| GOAL OF THE EXERCISE |
From the entries below, copy out all lines holding "error".

RECORDS PROVIDED START

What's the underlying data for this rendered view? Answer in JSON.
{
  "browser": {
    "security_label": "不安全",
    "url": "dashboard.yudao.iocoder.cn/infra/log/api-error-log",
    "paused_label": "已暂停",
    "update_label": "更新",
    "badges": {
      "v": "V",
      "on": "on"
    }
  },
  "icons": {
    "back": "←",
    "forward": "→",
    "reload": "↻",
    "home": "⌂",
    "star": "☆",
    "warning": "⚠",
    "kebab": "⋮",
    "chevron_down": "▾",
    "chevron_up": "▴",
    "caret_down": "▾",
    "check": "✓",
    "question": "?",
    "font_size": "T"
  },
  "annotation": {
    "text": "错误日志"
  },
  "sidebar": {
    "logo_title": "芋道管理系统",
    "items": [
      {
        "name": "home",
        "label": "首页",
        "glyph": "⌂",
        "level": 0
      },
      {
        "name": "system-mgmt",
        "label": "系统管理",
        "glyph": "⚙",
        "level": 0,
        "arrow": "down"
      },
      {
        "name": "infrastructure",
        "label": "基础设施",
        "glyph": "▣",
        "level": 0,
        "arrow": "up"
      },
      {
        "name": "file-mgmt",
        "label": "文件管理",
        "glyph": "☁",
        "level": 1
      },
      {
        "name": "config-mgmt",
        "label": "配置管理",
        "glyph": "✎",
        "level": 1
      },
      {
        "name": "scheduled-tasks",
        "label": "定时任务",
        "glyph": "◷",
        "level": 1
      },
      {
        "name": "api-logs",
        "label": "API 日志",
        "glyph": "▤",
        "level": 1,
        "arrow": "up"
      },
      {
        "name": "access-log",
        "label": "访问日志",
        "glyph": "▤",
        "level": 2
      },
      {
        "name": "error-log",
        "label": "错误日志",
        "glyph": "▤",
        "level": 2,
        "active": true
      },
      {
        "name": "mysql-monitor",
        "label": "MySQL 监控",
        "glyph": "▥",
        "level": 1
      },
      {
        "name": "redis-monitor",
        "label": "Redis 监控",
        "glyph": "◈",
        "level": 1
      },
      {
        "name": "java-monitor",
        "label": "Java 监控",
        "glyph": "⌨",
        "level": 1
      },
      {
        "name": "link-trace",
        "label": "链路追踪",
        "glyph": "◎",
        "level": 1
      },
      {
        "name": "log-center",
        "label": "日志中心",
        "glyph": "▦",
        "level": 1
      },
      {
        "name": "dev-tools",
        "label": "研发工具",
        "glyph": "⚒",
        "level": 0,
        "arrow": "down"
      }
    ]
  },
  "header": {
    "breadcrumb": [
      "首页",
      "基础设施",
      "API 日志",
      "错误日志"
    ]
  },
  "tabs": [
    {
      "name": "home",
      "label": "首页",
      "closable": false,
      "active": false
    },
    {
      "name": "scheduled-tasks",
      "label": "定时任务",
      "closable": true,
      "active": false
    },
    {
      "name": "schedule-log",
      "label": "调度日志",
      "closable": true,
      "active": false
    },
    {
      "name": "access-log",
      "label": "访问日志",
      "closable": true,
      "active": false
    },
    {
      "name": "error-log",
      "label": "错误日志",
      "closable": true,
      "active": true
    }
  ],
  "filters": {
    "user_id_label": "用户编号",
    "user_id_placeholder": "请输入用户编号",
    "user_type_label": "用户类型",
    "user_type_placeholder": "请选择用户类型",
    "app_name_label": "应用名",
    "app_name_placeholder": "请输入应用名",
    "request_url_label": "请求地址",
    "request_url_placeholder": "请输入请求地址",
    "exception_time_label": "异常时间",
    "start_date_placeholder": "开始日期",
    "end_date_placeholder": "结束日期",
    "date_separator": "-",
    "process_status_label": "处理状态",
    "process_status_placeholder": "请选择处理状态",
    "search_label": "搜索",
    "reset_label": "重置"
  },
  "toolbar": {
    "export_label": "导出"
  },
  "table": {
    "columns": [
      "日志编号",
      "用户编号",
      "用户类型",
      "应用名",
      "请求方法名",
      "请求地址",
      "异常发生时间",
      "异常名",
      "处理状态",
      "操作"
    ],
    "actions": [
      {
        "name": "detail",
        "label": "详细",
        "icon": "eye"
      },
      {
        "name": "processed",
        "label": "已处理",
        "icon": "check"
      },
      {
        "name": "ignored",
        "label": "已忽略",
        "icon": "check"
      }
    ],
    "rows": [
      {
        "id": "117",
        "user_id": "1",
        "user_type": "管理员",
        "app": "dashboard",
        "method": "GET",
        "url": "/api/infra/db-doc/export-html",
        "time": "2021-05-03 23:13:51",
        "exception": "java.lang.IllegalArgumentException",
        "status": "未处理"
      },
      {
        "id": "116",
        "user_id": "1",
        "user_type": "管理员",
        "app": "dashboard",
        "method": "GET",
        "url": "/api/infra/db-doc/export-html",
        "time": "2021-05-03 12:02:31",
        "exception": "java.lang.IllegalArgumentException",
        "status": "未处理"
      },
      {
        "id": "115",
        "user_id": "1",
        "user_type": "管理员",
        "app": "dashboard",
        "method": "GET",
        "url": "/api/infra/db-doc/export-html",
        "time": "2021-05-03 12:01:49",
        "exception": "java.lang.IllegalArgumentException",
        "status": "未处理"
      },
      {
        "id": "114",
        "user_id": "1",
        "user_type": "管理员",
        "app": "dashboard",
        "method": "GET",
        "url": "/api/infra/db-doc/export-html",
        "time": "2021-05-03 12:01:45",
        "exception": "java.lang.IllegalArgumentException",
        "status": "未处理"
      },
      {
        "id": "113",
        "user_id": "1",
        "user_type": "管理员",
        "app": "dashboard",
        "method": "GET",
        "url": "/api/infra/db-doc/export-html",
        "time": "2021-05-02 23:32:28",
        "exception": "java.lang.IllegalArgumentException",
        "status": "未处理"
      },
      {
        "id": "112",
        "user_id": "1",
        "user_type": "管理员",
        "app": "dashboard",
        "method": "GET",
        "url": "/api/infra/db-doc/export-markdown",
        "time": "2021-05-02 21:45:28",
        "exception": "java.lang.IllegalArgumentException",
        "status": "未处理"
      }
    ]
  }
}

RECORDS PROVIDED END

| WRITTEN ANSWER |
    "url": "dashboard.yudao.iocoder.cn/infra/log/api-error-log",
        "name": "error-log",
      "name": "error-log",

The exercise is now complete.